  • Clean the lids of canned goods before opening.


  • Separate raw meat poultry, seafood and eggs from other foods in your grocery cart, grocery bag, refrigerator and countertops.
  • Use one cutting board for fresh produce and one for raw meat, poultry and seafood.
  • Never place cooked food on a plate that previously held raw meat, poultry, seafood and eggs unless it’s first washed in hot, soapy water.
  • Don’t reuse marinades used on raw foods unless you first bring them to a boil.

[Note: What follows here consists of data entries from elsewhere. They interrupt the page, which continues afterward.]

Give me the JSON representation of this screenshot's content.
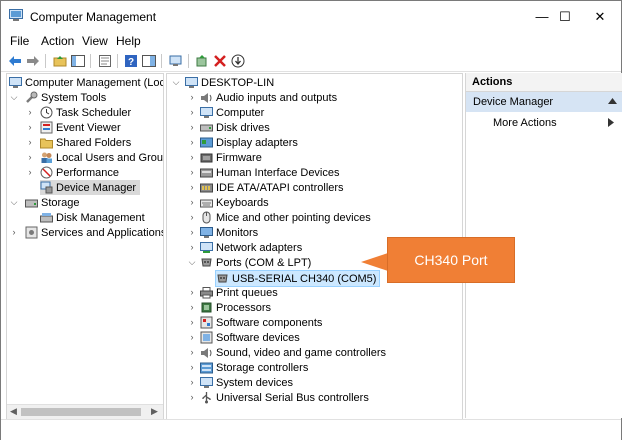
{
  "window": {
    "title": "Computer Management",
    "minimize_glyph": "—",
    "maximize_glyph": "☐",
    "close_glyph": "✕"
  },
  "menu": [
    "File",
    "Action",
    "View",
    "Help"
  ],
  "left_tree": {
    "root": "Computer Management (Local",
    "items": [
      {
        "label": "System Tools",
        "icon": "tools-icon",
        "level": 1,
        "expanded": true
      },
      {
        "label": "Task Scheduler",
        "icon": "clock-icon",
        "level": 2
      },
      {
        "label": "Event Viewer",
        "icon": "event-viewer-icon",
        "level": 2
      },
      {
        "label": "Shared Folders",
        "icon": "folder-icon",
        "level": 2
      },
      {
        "label": "Local Users and Groups",
        "icon": "users-icon",
        "level": 2
      },
      {
        "label": "Performance",
        "icon": "performance-icon",
        "level": 2
      },
      {
        "label": "Device Manager",
        "icon": "device-manager-icon",
        "level": 2,
        "selected": true
      },
      {
        "label": "Storage",
        "icon": "storage-icon",
        "level": 1,
        "expanded": true
      },
      {
        "label": "Disk Management",
        "icon": "disk-management-icon",
        "level": 2
      },
      {
        "label": "Services and Applications",
        "icon": "services-icon",
        "level": 1
      }
    ]
  },
  "device_tree": {
    "root": "DESKTOP-LIN",
    "items": [
      {
        "label": "Audio inputs and outputs",
        "icon": "speaker-icon"
      },
      {
        "label": "Computer",
        "icon": "computer-icon"
      },
      {
        "label": "Disk drives",
        "icon": "disk-drive-icon"
      },
      {
        "label": "Display adapters",
        "icon": "display-adapter-icon"
      },
      {
        "label": "Firmware",
        "icon": "firmware-icon"
      },
      {
        "label": "Human Interface Devices",
        "icon": "hid-icon"
      },
      {
        "label": "IDE ATA/ATAPI controllers",
        "icon": "ide-icon"
      },
      {
        "label": "Keyboards",
        "icon": "keyboard-icon"
      },
      {
        "label": "Mice and other pointing devices",
        "icon": "mouse-icon"
      },
      {
        "label": "Monitors",
        "icon": "monitor-icon"
      },
      {
        "label": "Network adapters",
        "icon": "network-icon"
      },
      {
        "label": "Ports (COM & LPT)",
        "icon": "port-icon",
        "expanded": true
      },
      {
        "label": "USB-SERIAL CH340 (COM5)",
        "icon": "serial-port-icon",
        "child": true,
        "selected": true
      },
      {
        "label": "Print queues",
        "icon": "printer-icon"
      },
      {
        "label": "Processors",
        "icon": "processor-icon"
      },
      {
        "label": "Software components",
        "icon": "software-component-icon"
      },
      {
        "label": "Software devices",
        "icon": "software-device-icon"
      },
      {
        "label": "Sound, video and game controllers",
        "icon": "sound-icon"
      },
      {
        "label": "Storage controllers",
        "icon": "storage-controller-icon"
      },
      {
        "label": "System devices",
        "icon": "system-device-icon"
      },
      {
        "label": "Universal Serial Bus controllers",
        "icon": "usb-icon"
      }
    ]
  },
  "actions": {
    "title": "Actions",
    "section": "Device Manager",
    "more": "More Actions"
  },
  "callout": {
    "text": "CH340 Port",
    "color": "#f07f35"
  },
  "colors": {
    "selection_gray": "#d9d9d9",
    "selection_blue": "#cce8ff",
    "actions_header": "#d6e4f4"
  }
}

  • Cook foods to the recommended temperatures.
  • Don’t depend on color and texture as reliable indicators of safety. Instead, use a food thermometer to ensure the safe temperatures of meat, poultry, seafood and eggs. These foods must be cooked to a safe minimum internal temperate to destroy harmful bacteria.
  • Cook eggs until the yolk and whites are firm. Only use recipes that involve cooking and heating eggs thoroughly.
  • When cooking in a microwave, cover food, stir and rotate for even cooking. If your microwave doesn’t have a turntable, rotate the dish once or twice by hand during cooking.
  • Allow for standing time so the food can finish cooking before checking the internal temperature with a food thermometer.
  • When reheating, bring sauces, soups and gravy to a boil.


  • Refrigerate foods promptly.
  • Use an appliance thermometer to be sure the temperature is consistently 40 degrees Fahrenheit or below and the freezer temperature is 0 degrees Fahrenheit or below.
  • Refrigerate or freeze meat, poultry, eggs, seafood and other perishable foods within two hours of cooking or buying. Refrigerate within one hour if the air temperature outside is higher than 90 degrees Fahrenheit.
  • Never thaw food on the countertop or at room temperature. Instead, defrost food in the refrigerator, in cold water or in the microwave. Immediately cook food thawed in cold water or in the microwave.
  • Always marinate food in the refrigerator.
  • Divide large amounts of leftovers into shallow containers for quicker cooling in the refrigerator.

If you’ve been diagnosed with cancer and would like to learn more about our treatment options at City of Hope, or if you’re interested in a second opinion about your cancer diagnosis and treatment plan, call us or chat online with a member of our team.